SHEPHERD'S CULINARY PRESENT
During several-year sequence of business trips I was lucky to try dishes of many national cuisines and recipes. However, the meals made in natural conditions somehow leave the brightest impressions than exquisite tables laid with silver and crystal appointments.
I still distinctly remember the taste of a wonderful dish cooked by my hunting friends. That day’s hunt was unsuccessful: only one hare was shot. The friends promised to arrange a grandiose treatment according to the old hunting recipe. A pare of onions, several potatoes, salt and pepper were everything the guys had with themselves.
First, I thought that a usual soup from hare’s meat will be made, but, as it turned out, my hunters had forgotten to take a kettle this time for some reason.
I was perplexed guessing how the meal can be prepared from a scanty set of foodstuffs for four men without even a kettle. One won’t boil meat in a tuncha (a tin metal cylindrical vessel used for boiling water)... At this moment, from a field rucksack a simple pumpkin was taken out. The vegetable was to play a role of a kettle and to become an important ingredient of the dish.
While the first two of hunters cleaned the pumpkin from seeds and part of pulp and stuffed the improvised vessel with hare’s meat and chopped onion with potatoes, the third one made a fire from saxaul twigs. Then they shoveled the charcoal aside and buried the “wonder kettle” in the scorching sand. They covered the place with cinder left after the fire. Some time later, we appeased our hunger with the delicious mixture of meat and pumpkin pulp.
Generally speaking, pumpkin takes quite honorary place in the wide range of the most popular foodstuffs of the Turkmen cuisine. It is baked, stuffed in pasties, manty (dumplings) and pies, and added almost into all kinds of kasha. The pumpkin pulp can be a very good ingredient of any mincemeat giving it unusual juiciness and piquancy of taste. Widely used domestically to cook simple and delicious dishes, pumpkin has become one of the important elements of restaurant menus as well. One day, in one of Ashgabat’s restaurants I was offered a dish very similar to that hunter’s supper cooked in the pumpkin. I felt an urge to replicate this miracle in in-house conditions and asked a chef to demonstrate all stages of cooking the shepherd’s culinary present. Everything turned out simple enough, only instead of hare’s meat a tender piece of veal was used. However, in the restaurant version of the dish I missed the charm of late evening in the desert, the smoke of fire and the hunters’ stories.

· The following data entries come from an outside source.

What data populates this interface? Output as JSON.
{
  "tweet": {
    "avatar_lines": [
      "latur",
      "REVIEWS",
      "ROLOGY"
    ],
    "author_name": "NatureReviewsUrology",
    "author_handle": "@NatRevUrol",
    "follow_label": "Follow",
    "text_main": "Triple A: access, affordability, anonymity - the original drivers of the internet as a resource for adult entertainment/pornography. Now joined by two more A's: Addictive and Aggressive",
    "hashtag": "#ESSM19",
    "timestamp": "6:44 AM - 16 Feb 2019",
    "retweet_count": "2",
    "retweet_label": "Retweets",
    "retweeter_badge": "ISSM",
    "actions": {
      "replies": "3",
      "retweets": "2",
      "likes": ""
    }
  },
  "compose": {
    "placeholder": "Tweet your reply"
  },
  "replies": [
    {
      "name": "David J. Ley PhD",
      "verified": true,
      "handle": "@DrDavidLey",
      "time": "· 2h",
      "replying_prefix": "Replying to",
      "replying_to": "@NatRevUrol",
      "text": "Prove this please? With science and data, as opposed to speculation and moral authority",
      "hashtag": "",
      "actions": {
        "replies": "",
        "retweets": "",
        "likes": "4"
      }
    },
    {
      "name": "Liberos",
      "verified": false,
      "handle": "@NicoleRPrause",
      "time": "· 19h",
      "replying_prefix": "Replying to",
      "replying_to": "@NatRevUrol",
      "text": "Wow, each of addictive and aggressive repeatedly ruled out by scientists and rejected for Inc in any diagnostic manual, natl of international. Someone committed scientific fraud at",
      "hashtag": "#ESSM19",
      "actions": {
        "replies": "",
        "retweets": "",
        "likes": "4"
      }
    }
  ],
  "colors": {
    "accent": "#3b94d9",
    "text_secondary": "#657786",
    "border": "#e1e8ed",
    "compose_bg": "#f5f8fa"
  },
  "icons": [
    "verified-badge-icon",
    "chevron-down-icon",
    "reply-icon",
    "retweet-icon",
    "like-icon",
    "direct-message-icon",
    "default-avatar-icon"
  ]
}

Let’s revert to the recipe that can decorate your dining table and make your guests happy, though. In domestic conditions, it is better to use a small pumpkin, the one that can be easily put in the oven. In addition to the pumpkin, the other ingredients are: veal and mushrooms – 300 grams each, tomatoes – 200 grams, potatoes – 150 grams, carrots, onions, paprika and olive oil – 100 grams each, beef tea – 300 ml, spices – to one’s taste.
The upper part of the pumpkin is carefully cut; it will turn to a cover later on. The pumpkin is cleaned of seeds and pulp, after which it is stuffed with the layers of filling prepared beforehand. The veal pieces go first, which are then covered with chopped onion, mushrooms, carrot, potato, paprika and tomato. Afterwards, beef tea is poured in it and vegetable oil and spices are added over it. And we have a pumpkin cover for the wonder kettle. The vessel is covered and placed in the oven. Forty minutes later the dish is ready to be served.
I think if any hostess will try to change this classic restaurant recipe by replacing beef with mutton or chicken, removing or adding some ingredients, the final result will not be worse, because the pumpkin itself is the main element of the dish. One can’t do without it.
FROM THE TRAVELER’S VOCABULARY:
TUNCHE – a high cylinder-shaped 1 liter vessel made of sheet metal used in the desert to boil water
SAXAUL – a desert tree with dense wood, raises a fire’s temperature very high and keeps it as such for a long time, not worse than coal
MANTY – a popular dish in Central Asia; it is made of mincemeat stuffed in dough and cooked on steam.